Icon Plastics Pty Ltd v Laurence Clifford Scott [2011] APO 84

Implications

This decision is significant as it suggests that the Australian Patent Office (Patent Office) has adopted a preferred view in determining inventorship. Previously, it was ambiguous as to whether inventorship was determined with regard to the disclosure of the specification or with regard to the invention as claimed. This decision suggests that the Patent Office is moving toward the US approach of determining the inventorship in relation to the invention as claimed.

This decision does not appear to be well-founded on Australian case law and highlights the lack of clarity surrounding determination of inventorship in Australia.

From a practical perspective it is important to ensure that the names of any individuals that have contributed to the inventive aspects as claimed are named. If the claims are amended during prosecution to incorporate additional features from the specification to differentiate over prior art, and those features were contributed by a person who is not listed as an inventor, it will be necessary to amend the inventorship details of the application prior to grant.

Summary of case

Australian patent AU 2006246325 was filed in the name of Laurence Clifford Scott on 11 May 2006. This application was entitled ‘Air Duct’ and was related to a moulded air duct and a method for making the moulded air duct.

On 28 January 2010, Icon Plastics Pty Ltd (Icon) served a notice of opposition to the grant of the patent under s59 of the Patents Act, in particular this case focussed on s59(a)(i) and s59(a)(ii).

S59(a)(i) provides a ground of opposition on the basis that the nominated person is not entitled to the grant of a patent. S59 (a)(ii) provides a ground of opposition on the basis that the nominated person is entitled to the grant of a patent but only in conjunction with some other person.

In determining inventorship, the delegate of the Commissioner applied the following three part inventorship determination test:

  1. identify the ‘inventive concept’ of the invention as defined in the claims,
  2. determine inventorship including the person responsible for the inventive concept and [should read ‘at’ instead of ‘and’] the time of conception as distinct from its verification and reduction into practice, and
  3. determine if contractual or fiduciary relationships between the parties at the time of the inventorship give rise to proprietary rights in the invention.

The delegate cited UWA v Gray in support of this methodology1.
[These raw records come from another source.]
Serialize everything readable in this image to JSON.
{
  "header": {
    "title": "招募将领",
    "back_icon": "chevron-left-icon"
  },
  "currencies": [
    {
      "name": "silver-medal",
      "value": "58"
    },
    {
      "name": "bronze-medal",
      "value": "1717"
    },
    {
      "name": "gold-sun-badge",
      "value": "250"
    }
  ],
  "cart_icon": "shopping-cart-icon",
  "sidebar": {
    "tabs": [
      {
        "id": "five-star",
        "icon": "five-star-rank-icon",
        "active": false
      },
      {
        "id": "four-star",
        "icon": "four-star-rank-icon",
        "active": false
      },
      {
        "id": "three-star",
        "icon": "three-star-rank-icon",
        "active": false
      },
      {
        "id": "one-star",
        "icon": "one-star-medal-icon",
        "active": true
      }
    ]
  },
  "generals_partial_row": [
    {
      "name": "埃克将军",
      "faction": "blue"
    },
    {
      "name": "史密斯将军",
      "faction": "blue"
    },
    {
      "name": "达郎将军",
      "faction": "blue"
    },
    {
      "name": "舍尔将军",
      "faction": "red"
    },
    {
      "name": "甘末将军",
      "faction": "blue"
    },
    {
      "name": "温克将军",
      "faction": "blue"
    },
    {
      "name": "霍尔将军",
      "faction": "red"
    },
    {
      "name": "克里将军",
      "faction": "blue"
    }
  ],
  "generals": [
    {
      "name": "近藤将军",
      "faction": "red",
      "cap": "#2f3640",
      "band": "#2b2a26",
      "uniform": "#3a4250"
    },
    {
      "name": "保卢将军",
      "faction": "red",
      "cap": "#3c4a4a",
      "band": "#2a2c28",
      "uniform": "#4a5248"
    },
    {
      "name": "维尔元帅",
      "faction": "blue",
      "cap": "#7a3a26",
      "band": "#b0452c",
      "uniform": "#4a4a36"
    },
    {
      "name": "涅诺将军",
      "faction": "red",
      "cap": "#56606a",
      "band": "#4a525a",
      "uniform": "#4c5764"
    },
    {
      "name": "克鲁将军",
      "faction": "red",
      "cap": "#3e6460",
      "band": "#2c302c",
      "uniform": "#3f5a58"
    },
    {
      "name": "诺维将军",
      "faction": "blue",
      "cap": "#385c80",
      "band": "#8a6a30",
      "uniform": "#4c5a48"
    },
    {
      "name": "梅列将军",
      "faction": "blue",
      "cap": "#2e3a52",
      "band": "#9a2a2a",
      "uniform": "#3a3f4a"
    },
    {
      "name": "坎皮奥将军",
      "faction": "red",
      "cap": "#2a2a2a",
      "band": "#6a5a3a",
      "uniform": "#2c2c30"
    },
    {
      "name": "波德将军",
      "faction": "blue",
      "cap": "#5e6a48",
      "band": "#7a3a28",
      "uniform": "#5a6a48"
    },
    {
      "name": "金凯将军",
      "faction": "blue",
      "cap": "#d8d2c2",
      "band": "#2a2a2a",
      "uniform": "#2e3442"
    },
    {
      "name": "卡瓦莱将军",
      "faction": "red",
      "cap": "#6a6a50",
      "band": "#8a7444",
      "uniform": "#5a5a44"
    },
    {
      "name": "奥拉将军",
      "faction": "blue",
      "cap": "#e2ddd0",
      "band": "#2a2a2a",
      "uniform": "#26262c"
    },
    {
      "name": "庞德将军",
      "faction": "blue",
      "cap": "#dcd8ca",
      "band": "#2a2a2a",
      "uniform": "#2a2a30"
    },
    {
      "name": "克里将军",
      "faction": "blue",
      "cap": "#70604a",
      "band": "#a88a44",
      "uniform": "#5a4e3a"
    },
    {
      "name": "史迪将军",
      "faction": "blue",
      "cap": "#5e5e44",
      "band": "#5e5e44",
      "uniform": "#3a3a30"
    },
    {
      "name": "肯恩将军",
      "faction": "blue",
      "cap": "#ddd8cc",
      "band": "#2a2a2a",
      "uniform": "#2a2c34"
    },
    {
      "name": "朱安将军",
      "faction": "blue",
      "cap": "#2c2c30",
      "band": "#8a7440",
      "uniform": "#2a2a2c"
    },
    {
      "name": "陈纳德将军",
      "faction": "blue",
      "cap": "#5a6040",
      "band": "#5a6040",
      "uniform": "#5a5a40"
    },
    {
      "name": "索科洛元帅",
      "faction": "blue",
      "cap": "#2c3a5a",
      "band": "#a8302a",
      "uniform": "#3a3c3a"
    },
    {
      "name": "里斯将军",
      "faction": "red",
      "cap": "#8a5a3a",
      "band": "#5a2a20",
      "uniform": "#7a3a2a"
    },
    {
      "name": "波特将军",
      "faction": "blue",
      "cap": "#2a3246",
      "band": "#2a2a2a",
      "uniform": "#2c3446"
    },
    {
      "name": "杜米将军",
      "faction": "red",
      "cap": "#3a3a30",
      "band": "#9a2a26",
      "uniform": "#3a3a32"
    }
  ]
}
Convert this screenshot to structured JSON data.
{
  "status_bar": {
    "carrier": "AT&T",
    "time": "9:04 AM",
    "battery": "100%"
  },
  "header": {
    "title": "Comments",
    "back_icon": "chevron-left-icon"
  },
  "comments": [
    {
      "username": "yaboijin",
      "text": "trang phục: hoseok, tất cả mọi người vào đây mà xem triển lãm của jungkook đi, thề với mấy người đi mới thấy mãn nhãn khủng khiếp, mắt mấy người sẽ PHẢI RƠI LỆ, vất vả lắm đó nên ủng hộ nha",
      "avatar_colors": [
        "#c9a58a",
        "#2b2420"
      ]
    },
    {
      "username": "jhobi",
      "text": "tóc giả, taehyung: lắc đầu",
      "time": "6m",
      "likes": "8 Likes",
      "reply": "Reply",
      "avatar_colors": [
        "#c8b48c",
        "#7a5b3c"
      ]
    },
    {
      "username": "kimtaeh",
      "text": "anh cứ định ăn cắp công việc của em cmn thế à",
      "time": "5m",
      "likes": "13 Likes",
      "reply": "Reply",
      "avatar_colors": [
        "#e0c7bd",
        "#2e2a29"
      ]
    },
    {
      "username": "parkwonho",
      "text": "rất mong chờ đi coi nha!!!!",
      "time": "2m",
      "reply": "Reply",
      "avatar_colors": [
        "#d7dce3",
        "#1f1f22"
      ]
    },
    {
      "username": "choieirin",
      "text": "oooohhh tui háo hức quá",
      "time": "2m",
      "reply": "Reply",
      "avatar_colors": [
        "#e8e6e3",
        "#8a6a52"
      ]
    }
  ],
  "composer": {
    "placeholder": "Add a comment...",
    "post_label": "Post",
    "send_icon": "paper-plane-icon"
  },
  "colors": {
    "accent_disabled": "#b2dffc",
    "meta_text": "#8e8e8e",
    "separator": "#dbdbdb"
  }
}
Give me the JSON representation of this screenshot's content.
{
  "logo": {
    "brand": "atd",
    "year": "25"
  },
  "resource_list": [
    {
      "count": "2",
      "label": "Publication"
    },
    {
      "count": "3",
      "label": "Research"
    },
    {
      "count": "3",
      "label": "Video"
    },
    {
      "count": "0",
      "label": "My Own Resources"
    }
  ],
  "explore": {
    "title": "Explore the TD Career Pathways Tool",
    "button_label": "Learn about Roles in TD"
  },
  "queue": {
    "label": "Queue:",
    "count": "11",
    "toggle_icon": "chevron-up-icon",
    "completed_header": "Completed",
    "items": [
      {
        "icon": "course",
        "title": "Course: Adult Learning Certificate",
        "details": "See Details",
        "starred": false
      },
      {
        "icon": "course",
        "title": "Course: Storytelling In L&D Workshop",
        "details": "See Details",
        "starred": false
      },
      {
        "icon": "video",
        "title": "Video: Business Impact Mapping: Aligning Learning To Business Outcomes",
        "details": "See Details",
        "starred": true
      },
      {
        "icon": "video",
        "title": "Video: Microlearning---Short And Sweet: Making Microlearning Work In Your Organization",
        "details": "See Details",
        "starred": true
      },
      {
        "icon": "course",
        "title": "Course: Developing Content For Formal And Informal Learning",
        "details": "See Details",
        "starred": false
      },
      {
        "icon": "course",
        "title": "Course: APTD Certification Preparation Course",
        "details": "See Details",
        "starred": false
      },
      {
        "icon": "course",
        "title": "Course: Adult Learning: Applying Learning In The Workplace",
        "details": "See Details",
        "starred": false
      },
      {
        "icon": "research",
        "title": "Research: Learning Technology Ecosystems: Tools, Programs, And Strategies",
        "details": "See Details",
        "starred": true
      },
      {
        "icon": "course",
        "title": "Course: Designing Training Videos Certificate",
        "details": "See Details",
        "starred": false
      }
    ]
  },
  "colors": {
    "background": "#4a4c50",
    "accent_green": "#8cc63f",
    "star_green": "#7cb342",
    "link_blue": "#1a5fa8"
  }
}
In this case, the delegate identified that the inventive concept in claim 1 was the incorporation of an enlarged cross-section joint portion intermediate the ends. Based on the submitted evidence, the delegate ruled that Royston Douglas Bull of Icon was the sole inventor, and that Laurence Clifford Scott was not entitled to the invention.

Legal principles

The decision in Polwood v Foxworth provides the basis for determination of inventorship in Australia. In Polwood v Foxworth, it was stated that The invention or inventive concept of a patent or patent application should be discerned from the specification, the whole of the specification including the claims2. Furthermore, it was stated that To ascertain the inventor for the purposes of entitlement to the grant of the patent it is therefore necessary to determine the contributions to the invention described in the patent application. The claims may assist in that determination, bearing in mind that the claims may be to less than the totality of the invention3.

In light of the above, it seems that the recent Office decision to apply the three part test has resulted in a departure from the test established in the Polwood v Foxworth decision. The Patent Office has cited UWA v Gray as providing grounds for adopting the three part inventorship determination test.

The three part test was initially adopted by French J in the UWA v Gray single judge decision4. This approach was one of the grounds appealed by UWA in the Full Court decision on the basis that French J did not consider the specification as a whole, as required by Polwood v Foxworth5.

In the Full Court decision, the approach adopted by French J was affirmed6. The Full Court decision states Contrary to UWA’s submissions on the appeal, French J did not consider the claims to the exclusion of all other material7. Indeed, it is clear from the initial ruling that French J considered both the description and claims of the specification to identify the inventive concept8.

Accordingly it appears that the test espoused by the Patent Office has been taken out of context and does not find legal basis in UWA v Gray.